October 3, 1990, was an historic day for Germans. As the former communist state of East Germany and the democratic republic of West, Germany joined again after almost 50 years of division, Germans all over the world celebrated the reuniting of their country. Yet, paradoxically, four years after Germany's rebirth as one nation, the gulf inside the country between Germans and those viewed as "foreign" or non-German is wider than at any time since World War II. Resurgent nationalism has brought a wave of attacks on, religious and racial minorities. Once again, jews are among the victims. In March of this year, a Jewish synagogue was firebombed with neofascist extremists suspected as culprits - the first such attack on a synagogue since the war.

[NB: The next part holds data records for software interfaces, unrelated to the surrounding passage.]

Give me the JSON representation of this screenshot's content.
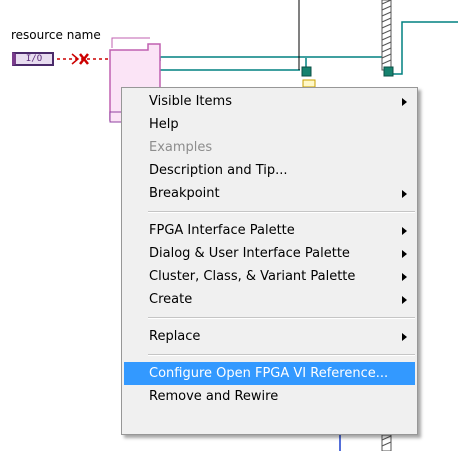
{
  "block_diagram": {
    "resource_label": "resource name",
    "io_terminal_text": "I/O"
  },
  "context_menu": {
    "items": [
      {
        "label": "Visible Items",
        "submenu": true
      },
      {
        "label": "Help"
      },
      {
        "label": "Examples",
        "disabled": true
      },
      {
        "label": "Description and Tip..."
      },
      {
        "label": "Breakpoint",
        "submenu": true
      },
      {
        "label": "FPGA Interface Palette",
        "submenu": true
      },
      {
        "label": "Dialog & User Interface Palette",
        "submenu": true
      },
      {
        "label": "Cluster, Class, & Variant Palette",
        "submenu": true
      },
      {
        "label": "Create",
        "submenu": true
      },
      {
        "label": "Replace",
        "submenu": true
      },
      {
        "label": "Configure Open FPGA VI Reference...",
        "highlighted": true
      },
      {
        "label": "Remove and Rewire"
      }
    ]
  },
  "colors": {
    "highlight": "#3399ff",
    "wire_teal": "#008080",
    "terminal_purple": "#7a3c8c",
    "broken_wire": "#cc0000"
  }
}
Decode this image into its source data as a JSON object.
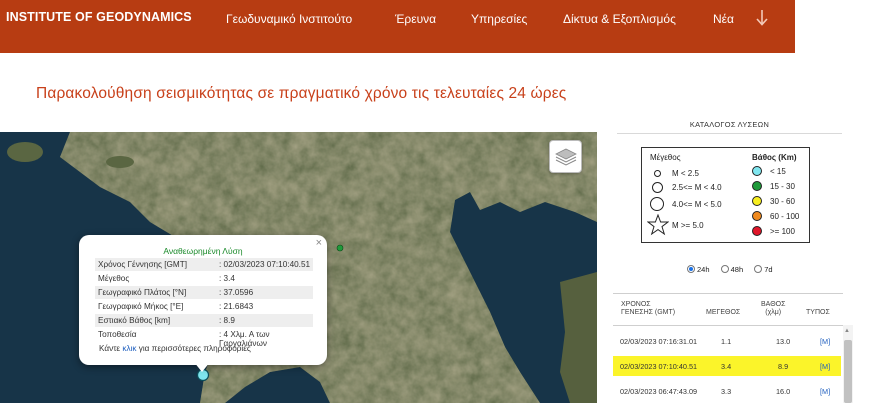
{
  "header": {
    "brand": "INSTITUTE OF GEODYNAMICS",
    "nav": [
      "Γεωδυναμικό Ινστιτούτο",
      "Έρευνα",
      "Υπηρεσίες",
      "Δίκτυα & Εξοπλισμός",
      "Νέα"
    ],
    "nav_more_icon": "arrow-down-icon",
    "bg_color": "#b73c12"
  },
  "page_title": "Παρακολούθηση σεισμικότητας σε πραγματικό χρόνο τις τελευταίες 24 ώρες",
  "map": {
    "layers_icon": "layers-icon",
    "popup": {
      "title": "Αναθεωρημένη Λύση",
      "close": "×",
      "rows": [
        {
          "label": "Χρόνος Γέννησης [GMT]",
          "value": ": 02/03/2023 07:10:40.51"
        },
        {
          "label": "Μέγεθος",
          "value": ": 3.4"
        },
        {
          "label": "Γεωγραφικό Πλάτος [°N]",
          "value": ": 37.0596"
        },
        {
          "label": "Γεωγραφικό Μήκος [°E]",
          "value": ": 21.6843"
        },
        {
          "label": "Εστιακό Βάθος [km]",
          "value": ": 8.9"
        },
        {
          "label": "Τοποθεσία",
          "value": ": 4 Χλμ. Α των Γαργαλιάνων"
        }
      ],
      "footer_pre": "Κάντε ",
      "footer_link": "κλικ",
      "footer_post": " για περισσότερες πληροφορίες"
    }
  },
  "catalog": {
    "title": "ΚΑΤΑΛΟΓΟΣ ΛΥΣΕΩΝ",
    "legend": {
      "magnitude_header": "Μέγεθος",
      "depth_header": "Βάθος (Km)",
      "magnitudes": [
        "M  < 2.5",
        "2.5<= M < 4.0",
        "4.0<= M < 5.0",
        "M >= 5.0"
      ],
      "depths": [
        {
          "label": "< 15",
          "color": "#7fe6ef"
        },
        {
          "label": "15 - 30",
          "color": "#1f9a3a"
        },
        {
          "label": "30 - 60",
          "color": "#f7ee1f"
        },
        {
          "label": "60 - 100",
          "color": "#f08a1e"
        },
        {
          "label": ">= 100",
          "color": "#e0162a"
        }
      ]
    },
    "ranges": [
      {
        "label": "24h",
        "selected": true
      },
      {
        "label": "48h",
        "selected": false
      },
      {
        "label": "7d",
        "selected": false
      }
    ],
    "table": {
      "headers": [
        "ΧΡΟΝΟΣ ΓΕΝΕΣΗΣ (GMT)",
        "ΜΕΓΕΘΟΣ",
        "ΒΑΘΟΣ (χλμ)",
        "ΤΥΠΟΣ"
      ],
      "header_time_l1": "ΧΡΟΝΟΣ",
      "header_time_l2": "ΓΕΝΕΣΗΣ (GMT)",
      "header_depth_l1": "ΒΑΘΟΣ",
      "header_depth_l2": "(χλμ)",
      "rows": [
        {
          "time": "02/03/2023 07:16:31.01",
          "mag": "1.1",
          "depth": "13.0",
          "type": "[M]",
          "highlight": false
        },
        {
          "time": "02/03/2023 07:10:40.51",
          "mag": "3.4",
          "depth": "8.9",
          "type": "[M]",
          "highlight": true
        },
        {
          "time": "02/03/2023 06:47:43.09",
          "mag": "3.3",
          "depth": "16.0",
          "type": "[M]",
          "highlight": false
        }
      ]
    }
  }
}
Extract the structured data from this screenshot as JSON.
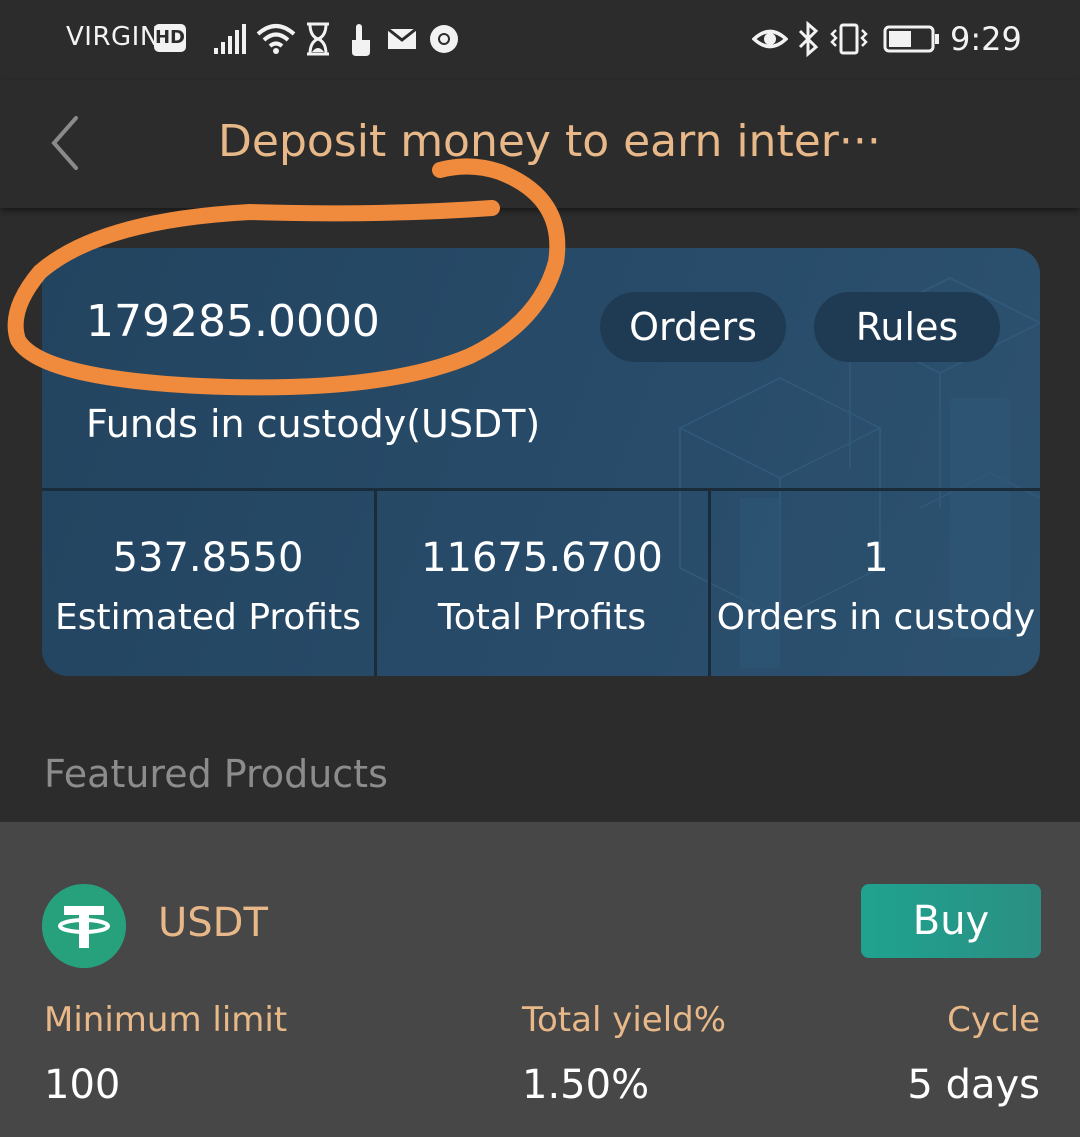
{
  "status_bar": {
    "carrier": "VIRGIN",
    "network_badge": "HD",
    "time": "9:29",
    "icons": [
      "signal-icon",
      "wifi-icon",
      "hourglass-icon",
      "touch-icon",
      "mail-icon",
      "chrome-icon",
      "eye-icon",
      "bluetooth-icon",
      "vibrate-icon",
      "battery-icon"
    ]
  },
  "header": {
    "title": "Deposit money to earn inter···",
    "back_icon": "chevron-left-icon"
  },
  "summary": {
    "funds_value": "179285.0000",
    "funds_label": "Funds in custody(USDT)",
    "orders_button": "Orders",
    "rules_button": "Rules",
    "stats": [
      {
        "value": "537.8550",
        "label": "Estimated Profits"
      },
      {
        "value": "11675.6700",
        "label": "Total Profits"
      },
      {
        "value": "1",
        "label": "Orders in custody"
      }
    ]
  },
  "section_title": "Featured Products",
  "product": {
    "coin": "USDT",
    "coin_icon": "tether-icon",
    "buy_button": "Buy",
    "min_limit_label": "Minimum limit",
    "min_limit_value": "100",
    "yield_label": "Total yield%",
    "yield_value": "1.50%",
    "cycle_label": "Cycle",
    "cycle_value": "5 days"
  },
  "colors": {
    "accent": "#e8b889",
    "card": "#264866",
    "buy": "#1fa38f",
    "tether": "#27a17c",
    "annotation": "#f08a3c"
  }
}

An isolated incident? Hardly In the year of unification, incidents of extremist violence totalled 375. The following vear, they more than tripled to 1275.
In 1992, they totalled 2,285. Members of minority religions and ethnic groups have been targets of beatings, burnings and even murder.
Germany's recent president, Richard von Weizsaecker, warns of the national reversion to fascism, with anti-Semitism again rearing its ugly head. In May, Weizsaecker told the New York Times that when he spoke about the Holocaust nine years ago, "I got many letters then asking me what right I had to say that many Jews had died. Today, I am still getting the same kind of questions, but now they sign their names and give their addresses. Nine years ago, they were anonymous."
Those who look to the German govemment for solutions will find, none.
Although media blame shaven-headed, neo-Nazi youth for the discriminatory acts against non-Germans and minorities, the govemment is as guilty. In Germany today, you cannot join a political party if the government disagrees with your religious beliefs. In December 1991, the Christian Democratic Union (CDU), Germany's governing party, did what would be unthinkable in any other, democracy. At its annual party convention in Dresden it resolved that membership in the Church of Scientology was incompatible with membership in the CDU party. And it banned all Scientologists from the party. Chancellor Helmut Kohl, in his capacity as the national leader of the CDU party, personally voted for this prohibition. By doing so, he violated the religious freedom guarantees embodied in the German constitution - a constitution written for Germany after the war to protect the rights of minorities. Anyone wanting to join the CDU has to sign an official form stating that he is not a member of the Church of Scientology - a recognized, tax-exempt American religion.
Intolerance and hatred characterize the treatment of "foreigners" and and minorities by the German authorities. In an incident reported by Amnesty International a 32- year old Iranian who was traveling on a bus was violently assaulted by the driver. When the police arrived, instead of arresting his assailant, they pulled the Iranian roughly from the bus and threw him into a van with such force that his head banged against its side. He Was driven to a police station and interrogated by several officers, who, thinking he was Jewish, hurled racial insults at him. When they found out he was Iranian, they ridiculed and abused the Islamic religion. When he tried to complain about his ill-treatment, one of the officers struck him several times in the face. A medical examination later found that his vision had been damaged by these attacks, yet he was accused by the German police of "resisting state authority." Recently a mob of rightists and hooligans attacked a group of five black Africans and destroyed a local restaurant owned by Turks. Of 50 rioters arrested in broad daylight, the police released 49 immediately. However, they detained a Turkish waiter who had stabbed a rioter in defense of the African men. In the 1930s, Nazis stormed through the streets of German cities, terrorizing and killing Jews and members of religious minorities. Although news of these events reached the outside world, nothing was done. Today, we would be wise not to ignore the early waming signs from a country which has twice this century brought the world to war, and whose govemment is today attempting to rewrite history with an exhibition at Columbia University puffing up so-called German resistance to the Nazis - a spectacle that, according to the Chancellor of the Jewish Theological Seminary, is intended solely to polish Germany's intemational prestige. You can make your voice heard. Experience, has shown that German politicians, while ignoring protests from minorities in their own country, will listen to the voice of world opinion - especially American opinion.
Write to -Chancellor Helmut Kohl. Urge him to take strong and effective steps tostop.hatred and discrimination against religious and ethnic minorities in Germany.
Dr. Helmut Kohl Federal Chancellor Adenauerallee 139-141 53113, Bonn Germany
Send copies of your letter to:
John Shattuck Assistant Secretary of State Department of State, 2201 C Street, NW Washington, D.C. 20520
President Bill Clinton The White -House 1600 Pennsylvania Avenue, Washington, D.C. 20500
Dr. Klaus Kinkel Federal Minister of Foreign Affairs, Adenauerallee 99-103 53113 Bonn Germany
Mr. George Rupp President Columbia University, New York, N.Y. 10027 Dr.
John Gerard Ruggie Dean School of International and Public Affairs Columbia University, New York, N.Y. 10027